[show abstract][hide abstract] ABSTRACT: Healthy follicles are highly vascularized whereas those undergoing atresia have poor vascularity, suggesting a relationship between follicular vascularization and follicular function. Vascularization is regulated by angiogenic factors, and among them vascular endothelial growth factor (VEGF) and angiopoietin-Tie (Ang-Tie) systems are of central importance. The objectives of this study were to determine if VEGF, VEGF receptor-2 (VEGFR-2), and components of the Ang-Tie system are expressed in ovarian follicles at both the protein and mRNA levels and to explore if their expression is related to the stage of the estrous cycle in the ewe. Ovaries from cyclic ewes were collected during the luteal phase (n=5) or before (n=5), during (n=4), and after (n=4) the preovulatory luteinizing hormone (LH) surge. After fixation, ovaries were wax-embedded, serially sectioned, and analyzed for both protein and mRNA expression of VEGF, VEGFR-2, angiopoietin-1 (Ang-1), angiopoietin-2 (Ang-2), Tie-1 (mRNA only), and Tie-2. mRNA was studied by in situ hybridization using digoxigenin-11-UTP-labeled ovine riboprobes. A similar pattern of expression was observed for mRNA and protein for all of the factors. Both mRNA and protein expression of VEGF, VEGFR-2, Ang-1, Ang-2, Tie-1 (mRNA only), and Tie-2 in the granulosa and theca cells of follicles >or=2mm in diameter was significantly different among the stages of the estrous cycle, with the highest expression detected at the post-LH surge stage. Theca cells expressed significantly greater levels of the six angiogenic factors compared with granulosa cells at all stages of the estrous cycle. Expression levels in granulosa and theca cells were comparable between small (2.0 to 2.5mm) and medium (2.5 to 4.0mm) follicles, but large follicles (>4.0mm) expressed higher mRNA and protein levels (all P<0.05) for all factors at all stages of the estrous cycle.
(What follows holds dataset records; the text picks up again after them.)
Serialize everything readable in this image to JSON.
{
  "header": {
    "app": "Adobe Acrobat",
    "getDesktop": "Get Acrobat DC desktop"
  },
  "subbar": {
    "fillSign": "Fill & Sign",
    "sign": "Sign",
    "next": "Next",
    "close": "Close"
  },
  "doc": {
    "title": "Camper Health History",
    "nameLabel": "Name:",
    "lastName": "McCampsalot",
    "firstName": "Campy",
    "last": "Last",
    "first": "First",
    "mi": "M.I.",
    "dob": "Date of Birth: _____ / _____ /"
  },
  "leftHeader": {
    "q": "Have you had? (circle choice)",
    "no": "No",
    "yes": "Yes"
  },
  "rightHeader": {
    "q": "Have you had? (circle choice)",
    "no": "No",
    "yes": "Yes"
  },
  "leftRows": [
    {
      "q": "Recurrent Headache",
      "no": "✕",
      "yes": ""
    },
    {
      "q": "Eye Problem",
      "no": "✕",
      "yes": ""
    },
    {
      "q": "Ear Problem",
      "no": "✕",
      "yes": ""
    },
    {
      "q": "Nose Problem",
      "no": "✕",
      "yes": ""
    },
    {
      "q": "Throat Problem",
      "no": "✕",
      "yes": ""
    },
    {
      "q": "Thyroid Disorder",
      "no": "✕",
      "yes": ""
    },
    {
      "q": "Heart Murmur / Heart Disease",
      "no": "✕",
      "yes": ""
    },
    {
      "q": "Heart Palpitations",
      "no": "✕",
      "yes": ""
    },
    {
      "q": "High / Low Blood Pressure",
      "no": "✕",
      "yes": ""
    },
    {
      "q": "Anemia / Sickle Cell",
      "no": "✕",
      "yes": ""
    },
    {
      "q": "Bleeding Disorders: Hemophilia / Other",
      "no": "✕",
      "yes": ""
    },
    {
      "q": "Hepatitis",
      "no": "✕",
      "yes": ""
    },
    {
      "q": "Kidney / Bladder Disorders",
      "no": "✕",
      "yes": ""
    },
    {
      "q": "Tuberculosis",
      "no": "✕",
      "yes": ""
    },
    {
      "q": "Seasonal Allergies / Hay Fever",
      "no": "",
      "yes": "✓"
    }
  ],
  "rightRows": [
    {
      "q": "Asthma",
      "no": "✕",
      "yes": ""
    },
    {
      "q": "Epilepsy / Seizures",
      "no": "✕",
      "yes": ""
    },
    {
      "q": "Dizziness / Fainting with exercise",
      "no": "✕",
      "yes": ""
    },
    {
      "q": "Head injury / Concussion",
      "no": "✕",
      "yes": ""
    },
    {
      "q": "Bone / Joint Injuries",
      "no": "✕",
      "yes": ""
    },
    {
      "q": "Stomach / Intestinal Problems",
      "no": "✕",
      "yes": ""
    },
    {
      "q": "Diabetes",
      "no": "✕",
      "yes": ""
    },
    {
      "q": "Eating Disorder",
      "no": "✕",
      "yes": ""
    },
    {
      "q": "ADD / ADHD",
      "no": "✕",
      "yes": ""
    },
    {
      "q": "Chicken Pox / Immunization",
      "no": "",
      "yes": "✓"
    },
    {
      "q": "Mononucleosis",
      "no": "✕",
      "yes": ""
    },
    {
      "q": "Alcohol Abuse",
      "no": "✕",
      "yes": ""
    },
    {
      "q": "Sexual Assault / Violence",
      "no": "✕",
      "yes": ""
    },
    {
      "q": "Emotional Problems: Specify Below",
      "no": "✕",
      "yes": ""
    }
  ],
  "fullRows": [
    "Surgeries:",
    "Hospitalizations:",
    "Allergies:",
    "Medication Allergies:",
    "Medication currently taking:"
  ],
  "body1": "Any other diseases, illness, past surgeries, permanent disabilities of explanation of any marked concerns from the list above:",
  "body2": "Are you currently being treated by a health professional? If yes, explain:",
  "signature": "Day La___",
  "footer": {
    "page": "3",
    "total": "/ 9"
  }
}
These data show (i) that VEGF, VEGFR-2, and the Ang-Tie system are present in both granulosa and theca cells of the ovarian follicle, (ii) that thecal cells consistently express greater levels of all of these factors compared with granulosa cells, and (iii) that their levels of expression are related to the stage of the estrous cycle and to follicle size.